Putin criticised over journalist remarks

Vladimir Putin, the Russian president, has been criticised for saying that the murdered journalist Anna Politkovskaya had exerted little influence on Russian political life.

    There has been an outcry over Politkovskaya's murder

    Putin was criticised in Russia and abroad for failing to speak about the murder in public until three days after the event.

    When he did speak of it on Tuesday during an official visit to Germany, he called it an "appalling" crime "that cannot go unpunished".

    But he went on to say: "I think that journalists should know, and experts perfectly understand, that her capacity to influence political life in Russia was extremely insignificant.

    "This murder inflicts far more damage on Russia, on the current authorities in Russia and in the Chechen republic which she worked on professionally recently, than her publications did."

    "Cold rage"

    Vitaly Yaroshevsky, the assistant editor of the Novaya Gazeta newspaper where Politkovskaya worked, said: "We're in a cold rage.

    "He said that Anna didn't have an influence on society a day after all the foreign papers had her face on the front page and many Russian papers did as well. She was the number one story even on television news channels he controls."

    Politkovskaya, who investigated human rights abuses in Chechnya and openly criticised Putin, was shot on Saturday in what police called a professional hit.

    "it's completely clear that the murder of Anna Politkovskaya didn't happen in a void - it happened in a country where democratic institutions have been dismantled and freedom of speech eliminated"

    Garry Kasparov, opposition politician

    Elena Bonner, a human rights campaigner, said: "To say that her publications inflicted damage on Russia is to acknowledge that truth inflicts damage on Russia."

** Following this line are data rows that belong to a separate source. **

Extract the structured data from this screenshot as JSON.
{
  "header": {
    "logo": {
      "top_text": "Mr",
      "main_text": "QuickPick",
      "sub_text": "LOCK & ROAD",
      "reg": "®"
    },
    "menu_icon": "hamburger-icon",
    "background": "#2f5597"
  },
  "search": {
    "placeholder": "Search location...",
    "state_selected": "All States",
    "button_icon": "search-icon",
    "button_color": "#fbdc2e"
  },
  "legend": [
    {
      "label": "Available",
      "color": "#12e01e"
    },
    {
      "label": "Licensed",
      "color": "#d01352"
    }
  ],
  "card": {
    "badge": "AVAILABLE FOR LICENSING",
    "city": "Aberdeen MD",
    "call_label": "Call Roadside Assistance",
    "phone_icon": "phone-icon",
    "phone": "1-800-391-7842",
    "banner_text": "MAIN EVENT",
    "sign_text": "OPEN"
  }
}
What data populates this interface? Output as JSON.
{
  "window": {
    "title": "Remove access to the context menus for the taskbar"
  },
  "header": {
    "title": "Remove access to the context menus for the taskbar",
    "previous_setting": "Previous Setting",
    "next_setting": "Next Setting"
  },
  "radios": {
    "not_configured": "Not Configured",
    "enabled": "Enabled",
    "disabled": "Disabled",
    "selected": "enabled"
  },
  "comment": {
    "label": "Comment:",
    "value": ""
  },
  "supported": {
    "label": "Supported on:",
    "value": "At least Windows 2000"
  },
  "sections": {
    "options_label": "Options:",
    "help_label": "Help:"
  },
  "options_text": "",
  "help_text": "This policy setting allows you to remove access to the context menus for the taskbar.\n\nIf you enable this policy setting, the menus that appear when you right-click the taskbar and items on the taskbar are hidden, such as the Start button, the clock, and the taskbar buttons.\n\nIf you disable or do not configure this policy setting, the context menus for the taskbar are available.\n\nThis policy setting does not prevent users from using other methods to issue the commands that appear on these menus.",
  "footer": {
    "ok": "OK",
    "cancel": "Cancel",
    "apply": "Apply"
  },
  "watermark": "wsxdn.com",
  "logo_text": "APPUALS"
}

    Garry Kasparov, the former chess champion turned opposition politician, said he had little faith in Putin's vow to do "everything necessary" to find the killers.

    He said: "The announcement is marked by extreme cynicism, because it's completely clear that the murder of Anna Politkovskaya didn't happen in a void - it happened in a country where democratic institutions have been dismantled and freedom of speech eliminated."

    "Backhanded attack"

    The New York-based Committee to Protect Journalists (CPJ) called Putin's statement a "backhanded attack".

    CPJ said in a statement: "Given the political realities in Russia no investigation can succeed without the complete and unequivocal support of President Putin ... his backhanded attack on Politkovskaya's influence and credibility belies his commitment to justice."

    Yevgeny Ikhlov, from the Russian non-governmental organisation For Human Rights, said that Putin's comments "acknowledged that her publications did serious harm and damage to the current authorities.

    "I had naively thought that they did harm to uniformed butchers and thieves, to bureaucrats who are deaf to the people's suffering," he said.

    At least 42 journalists have been killed in Russia since 1991 and, according to CPJ figures,

    Politkovskaya was the 13th journalist to die in a contract-style killing since Putin came to power in 2000.


    SOURCE: Agencies


    'We will cut your throats': The anatomy of Greece's lynch mobs

    The brutality of Greece's racist lynch mobs

    With anti-migrant violence hitting a fever pitch, victims ask why Greek authorities have carried out so few arrests.

    The rise of Pakistan's 'burger' generation

    The rise of Pakistan's 'burger' generation

    How a homegrown burger joint pioneered a food revolution and decades later gave a young, politicised class its identity.

    From Cameroon to US-Mexico border: 'We saw corpses along the way'

    'We saw corpses along the way'

    Kombo Yannick is one of the many African asylum seekers braving the longer Latin America route to the US.